by JWSmythe (446288) Friend of a Friend
It was e- and cyber... But to make some people with bigger budgets feel better, they were enterprise. Solutions were great. They could have their own solution to sell to someone else, or if they didn't want to go through the work, they could find someone else with a solution. Now they want to be in the cloud, with their enterprise cloud solutions. Of course, this is the logical progression to outsourcing to offshore 3rd party solutions. Too many words. "Cloud" fits them all.
Are you cloud compatible? Cloud compliant? Don't you do all your work in the cloud?
On so many occasions, I've had to decrypt what the buzzword of the day was for senior and middle management. They'd say enterprise cyber e- solution in the cloud. I'd ask "What the fuck do you mean?" Their answers are always the same. "Enterprise will give us sustainably, grow with our needs forever, and give us the perfect solution." Cyber, "e-", solution, and cloud, are usually answered with grumbles, some magic hand waiving and assurances that it's everything we've ever needed, wanted, and we can have it for just $19.95/mo. Of course, that $19.95/mo becomes $1,000/mo very quickly.
Then the deciphering come into play.
cyber? e-? Those mean that you use a computer to use them. You guys are *still* throwing that around like it's some new thing.
solution? It's a sales package. A product. A little something that will give you something. My electric toothbrush isn't a dental hygiene cyber solution. It's a fucking toothbrush.
And finally "cloud". It's a server that you don't own, don't have privileged access to, and most likely when shit hits the fan, I won't be able to help you.
So they'll go with their enterprise cyber e-cloud solution. A few months later, I hear the shreaks. "Oh my god, my mail is down!" Ya, you have someone else running it. Call them. Oh, they lost everything when their storage crashed? Well, not much I can do. I ran equipment *here*. I ran equipment in *our* datacenter. I could try to recover it, if it was on *our* equipment. Since it's not, I hope you kept a copy. Oh. You didn't. You're shit out of luck then, aren't you?
But we have the cloud solution for file storage. Their site has a message saying they just went out of business. How do I get my files? Well, you don't. You and all their customers are shit out of luck.
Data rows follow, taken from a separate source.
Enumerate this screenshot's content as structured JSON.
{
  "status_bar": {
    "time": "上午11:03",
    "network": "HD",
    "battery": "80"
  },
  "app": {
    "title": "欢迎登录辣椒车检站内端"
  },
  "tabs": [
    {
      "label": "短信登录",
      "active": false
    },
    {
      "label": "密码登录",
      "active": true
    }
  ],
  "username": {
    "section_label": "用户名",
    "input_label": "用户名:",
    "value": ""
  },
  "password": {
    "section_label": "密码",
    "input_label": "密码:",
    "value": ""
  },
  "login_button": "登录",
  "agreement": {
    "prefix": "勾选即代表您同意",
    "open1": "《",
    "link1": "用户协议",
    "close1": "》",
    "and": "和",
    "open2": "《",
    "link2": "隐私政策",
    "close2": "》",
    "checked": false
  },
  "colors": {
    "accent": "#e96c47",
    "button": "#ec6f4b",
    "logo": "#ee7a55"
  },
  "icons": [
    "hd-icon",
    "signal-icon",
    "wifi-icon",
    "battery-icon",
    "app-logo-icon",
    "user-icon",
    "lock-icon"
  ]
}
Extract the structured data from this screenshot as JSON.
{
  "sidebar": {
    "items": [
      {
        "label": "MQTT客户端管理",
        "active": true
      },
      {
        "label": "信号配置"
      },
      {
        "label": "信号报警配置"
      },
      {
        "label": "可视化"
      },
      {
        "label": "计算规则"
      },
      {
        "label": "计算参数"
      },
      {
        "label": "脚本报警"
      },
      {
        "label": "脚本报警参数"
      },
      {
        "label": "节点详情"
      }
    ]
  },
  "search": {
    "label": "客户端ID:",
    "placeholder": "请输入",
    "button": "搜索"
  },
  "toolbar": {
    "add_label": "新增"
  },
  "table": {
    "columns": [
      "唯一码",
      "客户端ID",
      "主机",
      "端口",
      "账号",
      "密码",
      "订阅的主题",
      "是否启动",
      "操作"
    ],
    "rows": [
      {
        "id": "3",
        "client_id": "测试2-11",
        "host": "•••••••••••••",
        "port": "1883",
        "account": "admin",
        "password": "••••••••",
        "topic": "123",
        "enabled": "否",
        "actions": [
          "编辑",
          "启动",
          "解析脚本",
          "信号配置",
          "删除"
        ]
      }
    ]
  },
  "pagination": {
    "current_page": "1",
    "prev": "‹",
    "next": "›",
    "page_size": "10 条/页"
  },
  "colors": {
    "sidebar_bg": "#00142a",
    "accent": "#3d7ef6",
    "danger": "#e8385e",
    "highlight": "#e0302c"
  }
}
Would it have been nice if we had the files on *our* servers, in *our* datacenter, with *our* tape backups. What would you like me to do for you?
But they made a change the the cloud accounting interface! We need some functionality that they removed! OH my god, it's a disaster! Save us!
Ya, remember all that magic hand waving, and assurances that the buzzword of the day will always save your ass? Remember I tried to be the sane one? You've spent enough with that outsourced abortion in the last year to put in a new set of servers to handle all of it, every month. You've wasted a metric fucktonne of cash, and I tried to tell you it was a mistake. It was a mistake. You see it now. I can't roll back the clock and undo the last year of managerial fuckups that you've done. You pulled executive privilege on me. There's nothing I can do to undo that. I can get you started again. It will take some time, and long hours. Remember when I said outsourcing accounting to the 3rd party was a mistake. It was. Now your accounting group will have to manually recreate all the accounts in a new system. Those emails that you just lost? Well, they're gone. Live with it. And all those files on the 3rd party server that's gone? Those are long gone. I don't care how important they were to you, your customers, your wife, or your cat. I don't, nor ever did, have access to them.
If a managerial type person ever reads this, they're going to ignore it like it's the random rantings of an IT guy.. Print it out for them. Tell them that they are making a mistake. Hang it on your wall, so you'll remember it's there. When their e-cyber-cloud clusterfuck falls apart, show it to them again.